[Brief] The records beneath should be printed exactly, and the pictures are to be left out.

————————

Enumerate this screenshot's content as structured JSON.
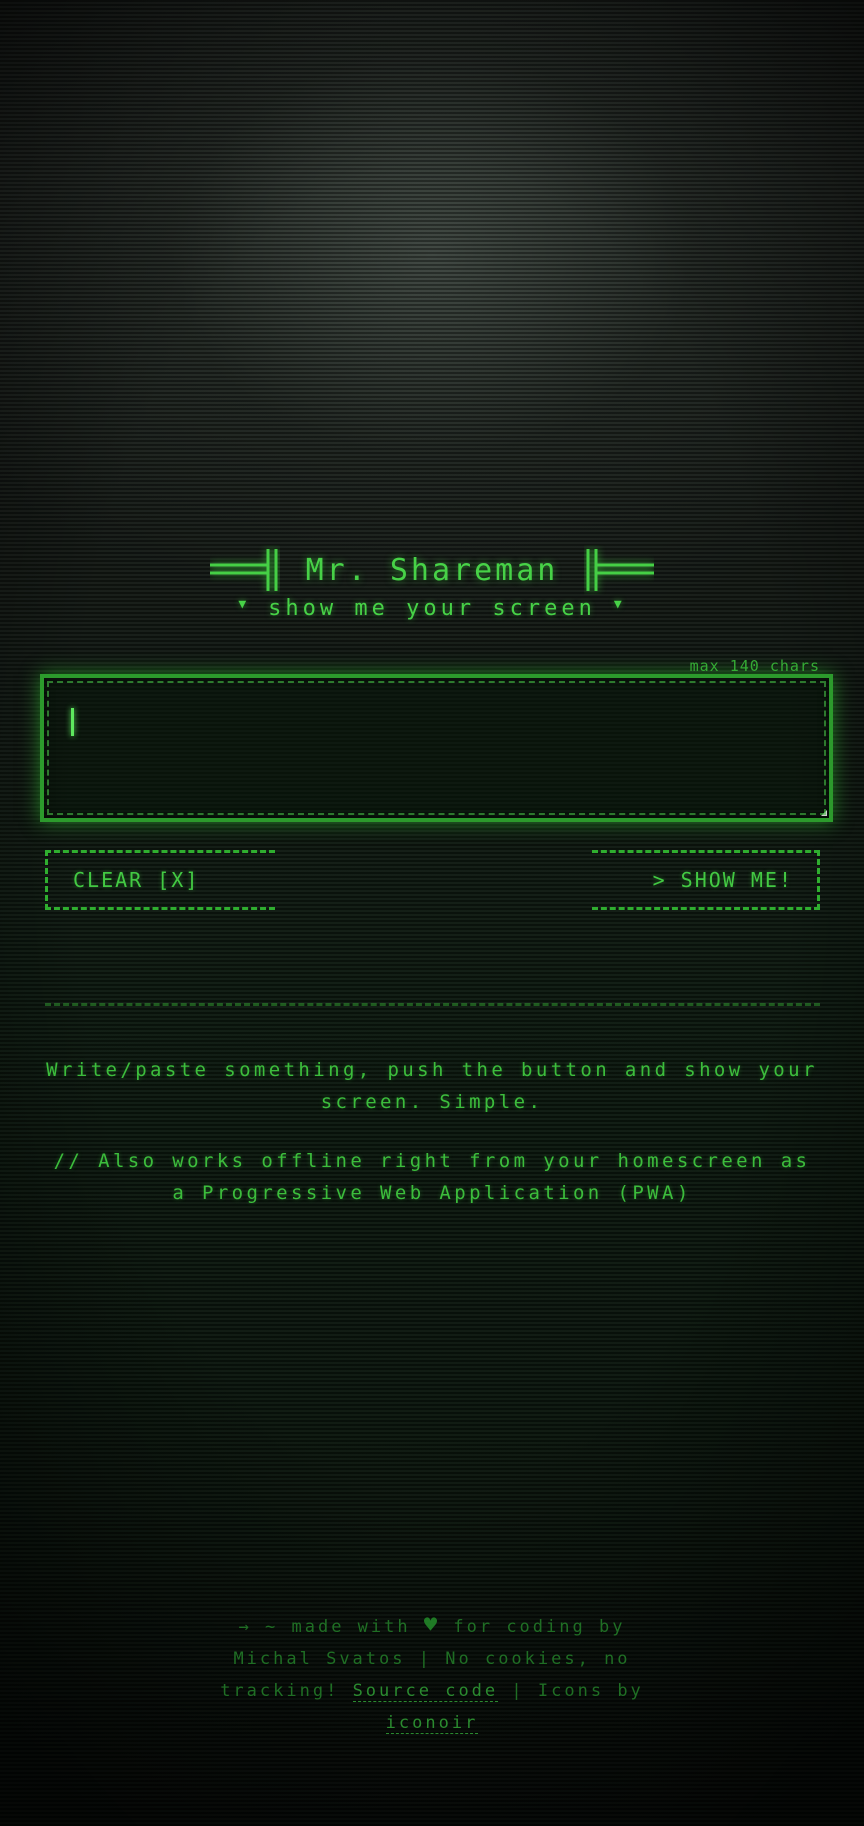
{
  "header": {
    "title": "Mr. Shareman",
    "tagline": "show me your screen",
    "tagline_marker": "▼"
  },
  "editor": {
    "max_chars_label": "max 140 chars",
    "value": "",
    "placeholder": ""
  },
  "buttons": {
    "clear_label": "CLEAR [X]",
    "show_label": "> SHOW ME!"
  },
  "description": {
    "line1": "Write/paste something, push the button and show your screen. Simple.",
    "line2": "// Also works offline right from your homescreen as a Progressive Web Application (PWA)"
  },
  "footer": {
    "prefix": "→ ~ made with",
    "heart": "♥",
    "made_for": "for coding by",
    "author": "Michal Svatos",
    "separator": "|",
    "privacy": "No cookies, no tracking!",
    "source_link": "Source code",
    "icons_by": "Icons by",
    "icons_link": "iconoir"
  },
  "colors": {
    "accent": "#3fc13f",
    "glow": "#5ee85e",
    "footer": "#1f6e24"
  }
}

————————

[Output of the task]
Enumerate this screenshot's content as structured JSON.
{
  "header": {
    "title": "Mr. Shareman",
    "tagline": "show me your screen",
    "tagline_marker": "▼"
  },
  "editor": {
    "max_chars_label": "max 140 chars",
    "value": "",
    "placeholder": ""
  },
  "buttons": {
    "clear_label": "CLEAR [X]",
    "show_label": "> SHOW ME!"
  },
  "description": {
    "line1": "Write/paste something, push the button and show your screen. Simple.",
    "line2": "// Also works offline right from your homescreen as a Progressive Web Application (PWA)"
  },
  "footer": {
    "prefix": "→ ~ made with",
    "heart": "♥",
    "made_for": "for coding by",
    "author": "Michal Svatos",
    "separator": "|",
    "privacy": "No cookies, no tracking!",
    "source_link": "Source code",
    "icons_by": "Icons by",
    "icons_link": "iconoir"
  },
  "colors": {
    "accent": "#3fc13f",
    "glow": "#5ee85e",
    "footer": "#1f6e24"
  }
}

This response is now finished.